- _ACTION ITEM_:
Every line holding "text" should be copied from the records below.

- _GIVEN ENTRIES_:
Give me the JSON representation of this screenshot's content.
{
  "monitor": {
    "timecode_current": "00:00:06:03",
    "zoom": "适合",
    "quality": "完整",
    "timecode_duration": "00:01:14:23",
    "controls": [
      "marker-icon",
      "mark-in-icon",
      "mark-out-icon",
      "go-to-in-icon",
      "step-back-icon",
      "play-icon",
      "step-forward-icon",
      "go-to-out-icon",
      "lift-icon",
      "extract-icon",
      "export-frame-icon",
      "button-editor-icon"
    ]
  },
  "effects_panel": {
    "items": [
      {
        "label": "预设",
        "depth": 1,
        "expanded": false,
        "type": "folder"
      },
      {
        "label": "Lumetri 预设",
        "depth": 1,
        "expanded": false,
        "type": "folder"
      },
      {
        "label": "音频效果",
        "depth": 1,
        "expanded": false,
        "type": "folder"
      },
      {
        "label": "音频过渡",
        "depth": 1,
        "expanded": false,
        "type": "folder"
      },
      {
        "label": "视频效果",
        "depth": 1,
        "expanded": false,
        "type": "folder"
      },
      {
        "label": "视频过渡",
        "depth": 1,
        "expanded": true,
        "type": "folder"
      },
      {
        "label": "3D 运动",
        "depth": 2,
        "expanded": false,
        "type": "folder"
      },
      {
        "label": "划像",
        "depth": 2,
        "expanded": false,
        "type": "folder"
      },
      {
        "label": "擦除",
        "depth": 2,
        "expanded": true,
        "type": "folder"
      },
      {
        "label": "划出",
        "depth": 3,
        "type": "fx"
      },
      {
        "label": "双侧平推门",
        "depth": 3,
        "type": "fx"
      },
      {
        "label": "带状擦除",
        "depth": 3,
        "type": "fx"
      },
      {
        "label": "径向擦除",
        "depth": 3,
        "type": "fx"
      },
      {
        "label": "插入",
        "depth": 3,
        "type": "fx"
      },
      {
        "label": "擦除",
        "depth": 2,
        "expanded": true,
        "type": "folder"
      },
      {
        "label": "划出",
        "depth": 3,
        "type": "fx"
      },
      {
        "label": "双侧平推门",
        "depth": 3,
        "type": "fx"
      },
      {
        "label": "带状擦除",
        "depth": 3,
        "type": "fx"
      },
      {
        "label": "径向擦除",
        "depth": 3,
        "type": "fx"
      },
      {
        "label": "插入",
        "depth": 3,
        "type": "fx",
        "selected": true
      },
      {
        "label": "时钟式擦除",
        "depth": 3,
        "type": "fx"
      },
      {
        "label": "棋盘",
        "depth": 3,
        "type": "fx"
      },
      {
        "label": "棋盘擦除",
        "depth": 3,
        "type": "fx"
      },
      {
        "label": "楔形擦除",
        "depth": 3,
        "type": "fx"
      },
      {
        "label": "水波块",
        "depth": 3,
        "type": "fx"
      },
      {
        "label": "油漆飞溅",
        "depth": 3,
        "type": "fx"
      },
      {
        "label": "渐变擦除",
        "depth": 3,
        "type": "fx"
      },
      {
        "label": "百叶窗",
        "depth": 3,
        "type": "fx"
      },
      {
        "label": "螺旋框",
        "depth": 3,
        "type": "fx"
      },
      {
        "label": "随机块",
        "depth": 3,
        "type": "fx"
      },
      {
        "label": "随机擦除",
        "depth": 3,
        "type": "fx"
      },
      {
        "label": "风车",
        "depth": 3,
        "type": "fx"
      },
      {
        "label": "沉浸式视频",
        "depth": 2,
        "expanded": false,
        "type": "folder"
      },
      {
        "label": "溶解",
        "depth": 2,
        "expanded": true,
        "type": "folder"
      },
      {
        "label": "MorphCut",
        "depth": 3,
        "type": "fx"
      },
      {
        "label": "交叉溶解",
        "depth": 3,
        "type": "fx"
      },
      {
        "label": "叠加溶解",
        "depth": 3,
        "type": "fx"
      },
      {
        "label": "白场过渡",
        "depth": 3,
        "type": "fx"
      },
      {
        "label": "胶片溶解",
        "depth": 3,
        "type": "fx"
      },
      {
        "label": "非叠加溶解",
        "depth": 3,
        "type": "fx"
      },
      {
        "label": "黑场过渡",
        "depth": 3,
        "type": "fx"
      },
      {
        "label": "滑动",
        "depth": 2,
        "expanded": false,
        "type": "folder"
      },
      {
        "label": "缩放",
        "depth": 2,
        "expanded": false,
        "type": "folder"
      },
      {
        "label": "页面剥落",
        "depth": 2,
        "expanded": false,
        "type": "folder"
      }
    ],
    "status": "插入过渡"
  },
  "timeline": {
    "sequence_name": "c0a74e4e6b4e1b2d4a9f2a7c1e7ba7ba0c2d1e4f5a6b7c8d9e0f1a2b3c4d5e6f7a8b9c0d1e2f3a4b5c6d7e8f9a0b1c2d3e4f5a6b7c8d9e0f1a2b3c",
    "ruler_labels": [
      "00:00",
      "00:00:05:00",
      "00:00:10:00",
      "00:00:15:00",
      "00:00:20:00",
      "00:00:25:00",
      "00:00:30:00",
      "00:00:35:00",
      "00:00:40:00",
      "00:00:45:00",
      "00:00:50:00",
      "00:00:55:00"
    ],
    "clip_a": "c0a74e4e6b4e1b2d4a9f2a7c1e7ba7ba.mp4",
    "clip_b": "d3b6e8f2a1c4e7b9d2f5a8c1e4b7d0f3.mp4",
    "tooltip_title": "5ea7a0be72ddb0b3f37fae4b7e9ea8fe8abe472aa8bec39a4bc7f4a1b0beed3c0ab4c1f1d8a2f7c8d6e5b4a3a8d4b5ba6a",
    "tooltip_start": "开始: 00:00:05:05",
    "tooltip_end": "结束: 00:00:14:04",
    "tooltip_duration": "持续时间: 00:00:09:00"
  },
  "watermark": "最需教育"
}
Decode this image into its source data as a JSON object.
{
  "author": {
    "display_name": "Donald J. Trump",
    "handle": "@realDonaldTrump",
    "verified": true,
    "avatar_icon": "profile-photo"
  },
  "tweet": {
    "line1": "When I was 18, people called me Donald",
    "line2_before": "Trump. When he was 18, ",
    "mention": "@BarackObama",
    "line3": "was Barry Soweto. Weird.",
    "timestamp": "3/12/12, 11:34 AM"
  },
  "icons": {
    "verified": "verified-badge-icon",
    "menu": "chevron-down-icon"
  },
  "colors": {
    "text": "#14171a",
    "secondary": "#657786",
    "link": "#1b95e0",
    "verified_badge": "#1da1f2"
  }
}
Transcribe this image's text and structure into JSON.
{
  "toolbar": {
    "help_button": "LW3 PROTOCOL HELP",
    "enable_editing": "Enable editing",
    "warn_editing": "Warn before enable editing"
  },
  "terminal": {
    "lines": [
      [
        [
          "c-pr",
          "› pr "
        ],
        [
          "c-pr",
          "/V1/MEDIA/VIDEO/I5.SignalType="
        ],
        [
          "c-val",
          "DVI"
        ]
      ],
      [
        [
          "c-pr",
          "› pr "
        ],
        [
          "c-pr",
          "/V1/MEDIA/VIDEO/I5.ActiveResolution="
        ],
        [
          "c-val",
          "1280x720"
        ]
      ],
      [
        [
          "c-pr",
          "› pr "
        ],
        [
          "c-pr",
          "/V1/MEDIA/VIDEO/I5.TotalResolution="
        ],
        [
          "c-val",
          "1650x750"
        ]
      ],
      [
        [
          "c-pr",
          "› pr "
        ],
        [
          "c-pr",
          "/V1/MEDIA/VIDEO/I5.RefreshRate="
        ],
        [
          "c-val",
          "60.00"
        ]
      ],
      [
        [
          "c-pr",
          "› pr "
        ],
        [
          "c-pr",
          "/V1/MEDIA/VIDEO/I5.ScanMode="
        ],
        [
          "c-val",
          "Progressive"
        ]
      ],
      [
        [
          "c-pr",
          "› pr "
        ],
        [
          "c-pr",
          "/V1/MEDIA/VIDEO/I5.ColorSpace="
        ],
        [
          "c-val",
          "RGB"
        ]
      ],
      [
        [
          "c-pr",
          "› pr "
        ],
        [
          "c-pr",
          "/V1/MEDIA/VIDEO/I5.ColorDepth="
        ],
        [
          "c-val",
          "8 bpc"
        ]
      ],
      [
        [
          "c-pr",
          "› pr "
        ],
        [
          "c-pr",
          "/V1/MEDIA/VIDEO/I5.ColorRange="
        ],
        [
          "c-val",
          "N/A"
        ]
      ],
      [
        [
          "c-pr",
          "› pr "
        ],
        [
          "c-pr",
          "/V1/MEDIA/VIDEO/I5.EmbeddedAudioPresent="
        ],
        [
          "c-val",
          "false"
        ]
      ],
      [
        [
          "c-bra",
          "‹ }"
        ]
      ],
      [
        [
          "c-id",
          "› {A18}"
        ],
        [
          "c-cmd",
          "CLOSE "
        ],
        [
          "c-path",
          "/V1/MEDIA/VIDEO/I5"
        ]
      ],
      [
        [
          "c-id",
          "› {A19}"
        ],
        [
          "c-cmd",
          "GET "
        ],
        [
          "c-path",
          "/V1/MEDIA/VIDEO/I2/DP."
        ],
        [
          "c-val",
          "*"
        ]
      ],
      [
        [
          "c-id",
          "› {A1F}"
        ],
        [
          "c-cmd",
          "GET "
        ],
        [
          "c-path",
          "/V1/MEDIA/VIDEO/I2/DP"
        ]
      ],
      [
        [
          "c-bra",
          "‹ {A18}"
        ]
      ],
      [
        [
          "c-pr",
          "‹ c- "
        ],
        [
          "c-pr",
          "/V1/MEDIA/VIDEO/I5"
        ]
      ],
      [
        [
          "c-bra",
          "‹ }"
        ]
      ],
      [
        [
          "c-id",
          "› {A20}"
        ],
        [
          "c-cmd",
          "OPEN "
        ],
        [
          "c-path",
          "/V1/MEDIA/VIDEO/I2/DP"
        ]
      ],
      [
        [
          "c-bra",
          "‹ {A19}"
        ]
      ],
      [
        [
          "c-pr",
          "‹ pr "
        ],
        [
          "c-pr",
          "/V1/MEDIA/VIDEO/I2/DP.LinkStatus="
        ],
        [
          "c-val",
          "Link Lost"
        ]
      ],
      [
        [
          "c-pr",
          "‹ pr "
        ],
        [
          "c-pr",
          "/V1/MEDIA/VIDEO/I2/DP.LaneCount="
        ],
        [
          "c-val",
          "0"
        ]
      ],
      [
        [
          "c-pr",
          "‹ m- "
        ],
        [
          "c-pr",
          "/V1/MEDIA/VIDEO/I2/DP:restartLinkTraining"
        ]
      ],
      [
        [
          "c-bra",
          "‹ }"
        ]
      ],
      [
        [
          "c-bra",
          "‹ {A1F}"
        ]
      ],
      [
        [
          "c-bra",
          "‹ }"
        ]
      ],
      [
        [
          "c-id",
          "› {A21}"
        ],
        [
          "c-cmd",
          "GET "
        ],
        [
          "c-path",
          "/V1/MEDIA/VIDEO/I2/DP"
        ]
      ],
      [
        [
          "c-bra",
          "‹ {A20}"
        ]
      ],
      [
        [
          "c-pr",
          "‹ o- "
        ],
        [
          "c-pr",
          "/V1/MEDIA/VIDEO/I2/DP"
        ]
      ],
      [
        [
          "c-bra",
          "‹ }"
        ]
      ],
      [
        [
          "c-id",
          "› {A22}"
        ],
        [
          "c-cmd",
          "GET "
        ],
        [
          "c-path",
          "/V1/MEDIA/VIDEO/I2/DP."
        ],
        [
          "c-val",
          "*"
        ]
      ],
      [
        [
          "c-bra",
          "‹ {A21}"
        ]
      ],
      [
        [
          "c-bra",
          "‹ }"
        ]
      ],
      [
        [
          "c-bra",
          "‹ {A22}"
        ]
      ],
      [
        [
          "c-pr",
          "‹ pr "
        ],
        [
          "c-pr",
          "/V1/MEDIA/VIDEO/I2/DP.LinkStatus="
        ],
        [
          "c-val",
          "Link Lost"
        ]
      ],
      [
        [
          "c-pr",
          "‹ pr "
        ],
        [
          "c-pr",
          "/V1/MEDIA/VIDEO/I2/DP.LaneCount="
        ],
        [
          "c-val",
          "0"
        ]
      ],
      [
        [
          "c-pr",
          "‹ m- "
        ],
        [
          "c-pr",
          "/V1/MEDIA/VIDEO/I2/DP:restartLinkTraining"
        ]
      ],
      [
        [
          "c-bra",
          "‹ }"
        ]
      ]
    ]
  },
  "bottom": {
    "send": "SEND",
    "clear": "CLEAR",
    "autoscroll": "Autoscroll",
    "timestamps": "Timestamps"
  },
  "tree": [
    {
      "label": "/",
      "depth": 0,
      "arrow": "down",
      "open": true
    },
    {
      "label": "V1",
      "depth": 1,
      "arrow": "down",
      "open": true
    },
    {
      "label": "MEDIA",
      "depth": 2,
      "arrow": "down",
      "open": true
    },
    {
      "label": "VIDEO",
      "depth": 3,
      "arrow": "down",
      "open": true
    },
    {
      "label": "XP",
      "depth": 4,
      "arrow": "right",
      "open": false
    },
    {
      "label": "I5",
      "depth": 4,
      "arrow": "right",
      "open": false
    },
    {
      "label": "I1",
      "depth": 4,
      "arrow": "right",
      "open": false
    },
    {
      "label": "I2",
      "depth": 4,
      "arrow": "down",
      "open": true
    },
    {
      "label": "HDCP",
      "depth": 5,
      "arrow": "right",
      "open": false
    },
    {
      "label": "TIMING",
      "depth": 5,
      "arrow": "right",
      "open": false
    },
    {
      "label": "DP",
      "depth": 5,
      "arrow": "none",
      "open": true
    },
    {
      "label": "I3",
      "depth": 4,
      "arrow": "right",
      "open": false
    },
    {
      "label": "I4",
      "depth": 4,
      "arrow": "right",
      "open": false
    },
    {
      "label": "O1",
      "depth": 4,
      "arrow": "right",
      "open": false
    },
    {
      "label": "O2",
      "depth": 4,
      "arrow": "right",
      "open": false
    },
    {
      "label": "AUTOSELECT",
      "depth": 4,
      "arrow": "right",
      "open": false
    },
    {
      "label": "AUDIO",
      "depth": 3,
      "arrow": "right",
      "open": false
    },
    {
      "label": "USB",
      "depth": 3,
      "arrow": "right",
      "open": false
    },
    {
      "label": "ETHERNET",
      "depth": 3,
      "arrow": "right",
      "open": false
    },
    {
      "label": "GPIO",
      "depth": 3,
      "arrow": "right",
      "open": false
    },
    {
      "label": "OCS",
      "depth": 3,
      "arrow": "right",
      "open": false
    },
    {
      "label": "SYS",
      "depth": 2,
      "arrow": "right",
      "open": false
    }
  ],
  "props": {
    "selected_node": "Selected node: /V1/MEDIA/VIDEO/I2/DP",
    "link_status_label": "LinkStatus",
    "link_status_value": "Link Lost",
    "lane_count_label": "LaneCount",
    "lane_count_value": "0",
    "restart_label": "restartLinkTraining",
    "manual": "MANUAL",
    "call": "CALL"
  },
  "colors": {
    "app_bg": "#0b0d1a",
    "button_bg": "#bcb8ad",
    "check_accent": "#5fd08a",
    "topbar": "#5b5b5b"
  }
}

- _TASK RESPONSE_:
    "text": "#14171a",
Transcribe this image's text and structure into JSON.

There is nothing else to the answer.